After the London Library I popped over to Chatham House. A world-famous international affairs think tank, I had only previously heard of it in the context of the Chatham House Rule. It was nothing like what I imagined. Instead of being shroud in mystery, it was a lovely light/airy building busy with scholars and meetings. And the staff cafeteria is great!

In the afternoon I visited three of the Burlington House libraries: the Royal Astronomical Society, Royal Society of Chemistry and Royal Geological Society. These are very grand, and all “bigger on the inside.” Each had a unique character/feel corresponding to its purpose, and many of the spaces can be rented out for private events. In these libraries I met some of the most passionate staff, and saw some of the most specialized content.

Phew, what a day! After running around London, I was exhausted. But my time was definitely well spent.

Day Three: My final visit was to the Royal College of Nursing. The building was recently refurbished which has resulted in the building’s fun and vibrant interior. As well as study spaces and meeting rooms, the library also featured an archive and exhibition spaces. These included “The Voice of Nursing: Celebrating 100 years of the RCN” and “The Right Sort of Women: Nursing Founders.” To see the collections, click here.

Unfortunately my afternoon visit was cancelled due to the flooding. However, this didn’t deter me from visiting some museums on my own time! All in all, it was a very informative week, and different to the NHS/Devon pace. I’d like to say a big thank you to my team for arranging this trip.

For more information see:

  • British Library – http://www.bl.uk/
  • Chatham House – https://www.chathamhouse.org/
  • Royal Astronomical Society – https://www.ras.org.uk/
  • Royal Society of Chemistry – http://www.rsc.org/
  • Royal Geological Society – http://www.geolsoc.org.uk/
  • Royal College of Nursing – https://www.rcn.org.uk/


Maastricht & Announcements

As some of you may know, in September 2016 I am moving to Maastricht to pursue  my MSc Psychology. Specializing in developmental psychology, I hope this opportunity will allow me to gain critical research skills and continue working at the intersection of information and the behavioral sciences. For more information about the program, check out this link.

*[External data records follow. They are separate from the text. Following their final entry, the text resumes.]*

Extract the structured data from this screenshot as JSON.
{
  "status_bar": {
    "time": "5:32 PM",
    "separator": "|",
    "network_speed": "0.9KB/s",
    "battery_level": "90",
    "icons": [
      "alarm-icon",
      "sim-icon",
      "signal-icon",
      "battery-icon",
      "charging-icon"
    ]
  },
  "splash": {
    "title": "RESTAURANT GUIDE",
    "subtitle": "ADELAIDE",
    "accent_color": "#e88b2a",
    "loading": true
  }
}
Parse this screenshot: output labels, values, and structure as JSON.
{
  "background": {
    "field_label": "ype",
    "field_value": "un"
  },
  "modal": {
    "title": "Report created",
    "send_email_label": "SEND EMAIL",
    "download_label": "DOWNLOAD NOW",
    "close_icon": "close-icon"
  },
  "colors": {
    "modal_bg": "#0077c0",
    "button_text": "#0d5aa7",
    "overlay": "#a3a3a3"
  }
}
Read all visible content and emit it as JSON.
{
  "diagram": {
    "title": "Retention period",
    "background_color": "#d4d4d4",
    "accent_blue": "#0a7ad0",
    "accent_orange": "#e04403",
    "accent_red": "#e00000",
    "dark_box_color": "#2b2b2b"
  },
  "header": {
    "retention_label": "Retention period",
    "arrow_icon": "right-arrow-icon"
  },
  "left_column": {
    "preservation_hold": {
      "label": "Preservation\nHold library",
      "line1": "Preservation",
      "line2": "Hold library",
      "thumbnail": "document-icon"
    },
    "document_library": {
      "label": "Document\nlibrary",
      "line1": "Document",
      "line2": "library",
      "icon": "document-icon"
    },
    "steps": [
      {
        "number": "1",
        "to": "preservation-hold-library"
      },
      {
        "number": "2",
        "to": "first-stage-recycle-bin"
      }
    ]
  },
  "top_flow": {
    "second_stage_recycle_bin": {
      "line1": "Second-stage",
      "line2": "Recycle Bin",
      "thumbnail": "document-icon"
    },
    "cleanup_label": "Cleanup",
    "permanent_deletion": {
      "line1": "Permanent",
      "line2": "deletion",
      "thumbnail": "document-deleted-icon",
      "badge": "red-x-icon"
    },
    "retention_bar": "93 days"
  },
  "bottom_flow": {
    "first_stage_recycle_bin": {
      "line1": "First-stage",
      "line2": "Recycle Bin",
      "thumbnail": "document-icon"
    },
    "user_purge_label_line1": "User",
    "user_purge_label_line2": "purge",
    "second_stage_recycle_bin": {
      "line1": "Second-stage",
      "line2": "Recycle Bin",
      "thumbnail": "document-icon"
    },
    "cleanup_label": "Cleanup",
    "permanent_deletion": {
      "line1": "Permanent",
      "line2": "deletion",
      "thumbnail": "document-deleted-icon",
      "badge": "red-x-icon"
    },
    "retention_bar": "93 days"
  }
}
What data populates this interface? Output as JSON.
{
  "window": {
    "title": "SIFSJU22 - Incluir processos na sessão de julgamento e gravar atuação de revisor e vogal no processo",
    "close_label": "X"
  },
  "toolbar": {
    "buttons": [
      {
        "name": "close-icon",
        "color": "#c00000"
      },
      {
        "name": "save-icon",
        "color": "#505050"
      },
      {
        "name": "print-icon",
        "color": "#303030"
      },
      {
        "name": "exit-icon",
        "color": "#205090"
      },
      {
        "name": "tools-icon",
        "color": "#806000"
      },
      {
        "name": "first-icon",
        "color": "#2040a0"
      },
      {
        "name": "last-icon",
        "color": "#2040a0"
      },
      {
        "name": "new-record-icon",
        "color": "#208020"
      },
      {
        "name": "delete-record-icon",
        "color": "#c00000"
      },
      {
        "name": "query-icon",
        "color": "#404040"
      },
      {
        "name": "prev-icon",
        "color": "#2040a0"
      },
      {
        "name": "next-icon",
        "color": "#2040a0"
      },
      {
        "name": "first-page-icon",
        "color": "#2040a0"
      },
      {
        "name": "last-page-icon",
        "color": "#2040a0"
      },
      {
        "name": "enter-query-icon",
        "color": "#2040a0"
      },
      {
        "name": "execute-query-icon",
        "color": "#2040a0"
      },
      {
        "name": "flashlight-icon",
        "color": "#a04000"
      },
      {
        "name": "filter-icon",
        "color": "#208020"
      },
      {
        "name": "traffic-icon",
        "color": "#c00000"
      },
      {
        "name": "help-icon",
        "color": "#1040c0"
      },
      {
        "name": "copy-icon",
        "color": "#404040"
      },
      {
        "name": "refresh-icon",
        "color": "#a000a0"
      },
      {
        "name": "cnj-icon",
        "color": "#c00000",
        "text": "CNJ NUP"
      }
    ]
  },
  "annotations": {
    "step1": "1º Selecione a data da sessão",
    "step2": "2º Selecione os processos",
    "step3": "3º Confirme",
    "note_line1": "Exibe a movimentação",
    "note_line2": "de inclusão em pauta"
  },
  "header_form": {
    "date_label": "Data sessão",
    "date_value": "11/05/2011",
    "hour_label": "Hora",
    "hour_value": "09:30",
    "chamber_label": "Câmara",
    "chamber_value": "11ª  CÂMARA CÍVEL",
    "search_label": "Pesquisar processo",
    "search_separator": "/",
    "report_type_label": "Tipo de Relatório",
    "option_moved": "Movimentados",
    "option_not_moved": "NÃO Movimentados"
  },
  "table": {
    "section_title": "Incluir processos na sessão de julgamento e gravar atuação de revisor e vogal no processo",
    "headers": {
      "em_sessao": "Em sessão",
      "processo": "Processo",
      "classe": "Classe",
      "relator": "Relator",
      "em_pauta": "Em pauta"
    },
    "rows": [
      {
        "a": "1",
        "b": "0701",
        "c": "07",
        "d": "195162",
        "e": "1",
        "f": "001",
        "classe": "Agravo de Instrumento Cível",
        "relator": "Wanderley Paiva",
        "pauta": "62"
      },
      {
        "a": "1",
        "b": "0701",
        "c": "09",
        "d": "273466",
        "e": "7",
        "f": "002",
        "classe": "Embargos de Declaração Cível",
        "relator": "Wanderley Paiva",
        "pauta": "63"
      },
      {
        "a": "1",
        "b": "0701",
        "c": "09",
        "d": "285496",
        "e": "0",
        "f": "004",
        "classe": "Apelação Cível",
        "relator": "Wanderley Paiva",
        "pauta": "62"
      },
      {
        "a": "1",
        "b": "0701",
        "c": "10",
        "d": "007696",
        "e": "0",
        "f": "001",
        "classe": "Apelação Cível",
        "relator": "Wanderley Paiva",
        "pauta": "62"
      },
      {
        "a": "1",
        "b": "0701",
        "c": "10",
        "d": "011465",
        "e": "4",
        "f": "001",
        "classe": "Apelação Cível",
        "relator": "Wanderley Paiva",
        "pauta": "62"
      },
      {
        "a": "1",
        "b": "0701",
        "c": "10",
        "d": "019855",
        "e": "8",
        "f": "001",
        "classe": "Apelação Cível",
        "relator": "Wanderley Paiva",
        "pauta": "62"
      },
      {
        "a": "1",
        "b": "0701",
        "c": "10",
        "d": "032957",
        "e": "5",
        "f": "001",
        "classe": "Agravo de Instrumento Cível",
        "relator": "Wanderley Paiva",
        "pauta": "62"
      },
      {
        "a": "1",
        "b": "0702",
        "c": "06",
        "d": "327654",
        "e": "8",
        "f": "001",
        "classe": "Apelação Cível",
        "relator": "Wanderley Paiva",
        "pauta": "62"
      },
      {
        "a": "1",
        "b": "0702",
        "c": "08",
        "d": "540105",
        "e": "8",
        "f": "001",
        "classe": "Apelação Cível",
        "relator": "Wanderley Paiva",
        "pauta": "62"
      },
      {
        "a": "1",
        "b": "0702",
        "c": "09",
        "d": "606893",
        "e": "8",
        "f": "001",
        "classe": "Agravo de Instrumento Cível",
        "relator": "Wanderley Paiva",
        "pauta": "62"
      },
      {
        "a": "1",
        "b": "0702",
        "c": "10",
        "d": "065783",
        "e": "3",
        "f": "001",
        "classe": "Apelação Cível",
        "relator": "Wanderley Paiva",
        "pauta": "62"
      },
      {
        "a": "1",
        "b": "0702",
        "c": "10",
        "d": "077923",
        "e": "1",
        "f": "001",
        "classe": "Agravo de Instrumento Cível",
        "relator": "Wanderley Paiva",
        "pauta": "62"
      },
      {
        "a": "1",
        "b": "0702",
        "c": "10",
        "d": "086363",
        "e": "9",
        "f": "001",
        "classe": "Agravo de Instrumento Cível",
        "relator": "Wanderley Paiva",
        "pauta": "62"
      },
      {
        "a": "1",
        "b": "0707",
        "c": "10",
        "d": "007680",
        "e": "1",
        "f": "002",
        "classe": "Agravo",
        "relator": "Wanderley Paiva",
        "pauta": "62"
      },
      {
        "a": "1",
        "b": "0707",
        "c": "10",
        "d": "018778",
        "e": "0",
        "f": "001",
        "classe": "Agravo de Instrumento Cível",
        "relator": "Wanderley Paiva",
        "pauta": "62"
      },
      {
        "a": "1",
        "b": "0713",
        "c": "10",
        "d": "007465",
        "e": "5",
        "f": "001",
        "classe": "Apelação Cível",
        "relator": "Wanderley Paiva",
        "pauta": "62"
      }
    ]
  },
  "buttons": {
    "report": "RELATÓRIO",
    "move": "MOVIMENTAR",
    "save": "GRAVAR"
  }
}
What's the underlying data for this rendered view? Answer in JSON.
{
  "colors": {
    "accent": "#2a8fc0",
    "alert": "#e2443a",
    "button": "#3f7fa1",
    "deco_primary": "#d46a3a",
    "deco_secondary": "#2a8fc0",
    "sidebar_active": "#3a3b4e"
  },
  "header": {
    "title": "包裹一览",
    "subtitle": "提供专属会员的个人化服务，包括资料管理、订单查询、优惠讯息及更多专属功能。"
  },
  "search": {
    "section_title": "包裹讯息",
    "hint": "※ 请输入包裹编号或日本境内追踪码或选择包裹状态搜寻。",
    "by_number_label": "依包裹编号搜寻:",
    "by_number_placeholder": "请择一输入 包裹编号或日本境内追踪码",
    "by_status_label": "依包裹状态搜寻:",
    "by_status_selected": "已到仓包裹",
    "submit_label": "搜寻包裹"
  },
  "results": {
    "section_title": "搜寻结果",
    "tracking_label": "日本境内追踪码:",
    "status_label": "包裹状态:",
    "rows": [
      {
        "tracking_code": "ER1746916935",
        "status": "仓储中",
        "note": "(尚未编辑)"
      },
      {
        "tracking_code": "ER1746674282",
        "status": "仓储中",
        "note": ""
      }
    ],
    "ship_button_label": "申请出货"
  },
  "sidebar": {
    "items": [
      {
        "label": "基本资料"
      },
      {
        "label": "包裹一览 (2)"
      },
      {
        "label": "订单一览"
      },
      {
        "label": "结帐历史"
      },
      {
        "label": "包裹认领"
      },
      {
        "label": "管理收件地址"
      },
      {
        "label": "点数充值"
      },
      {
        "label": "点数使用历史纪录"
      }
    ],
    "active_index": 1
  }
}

Last weekend I took advantage of a British bank holiday weekend to go to the Netherlands. There I completed my application, checked out the university and generally explored with a friend. For more photos from our trip, click hereWhile the process was a little stressful (admissions are a lot more lax in the Netherlands than in the US, so a proactive attitude is necessary), I managed to complete everything that needed to be done.

Maastricht is a IMG_7537very quaint European town, probably most known for being the birthplace of our current, integrated EU (see: Maastricht Treaty). While it did rain for the entirety of the 30-odd hour trip, we managed to explore the city on an American school bus. One of the highlights definitely was Boekhandel Dominicanen (an ancient Dominican church renovated into a modern bookstore).

We were lucky enough to find a great deal on train tickets which included a night at a hotel close to the psychology faculty. The university campus is split by the river, with the neuroscience, psychology, health/medicine and business faculties on the quieter, more recently developed campus. Connected to the university hospital, the psychology faculty is modern, with a comfortable looking library and extensive cafe. While there did not seem to be many classes being taught while I was there (perhaps it was exam season?), I did picked up many fliers and even the school newspaper to get a feel of the campus and student life.

Overall the trip went well. I am excited to return in August and begin my studies. Hopefully I’ll learn a little Dutch too! I am grateful for this opportunity, and realize how lucky I am to hold UK citizenship and be considered European in terms of fees and travel. Hopefully this stays the same after the June 23rd vote!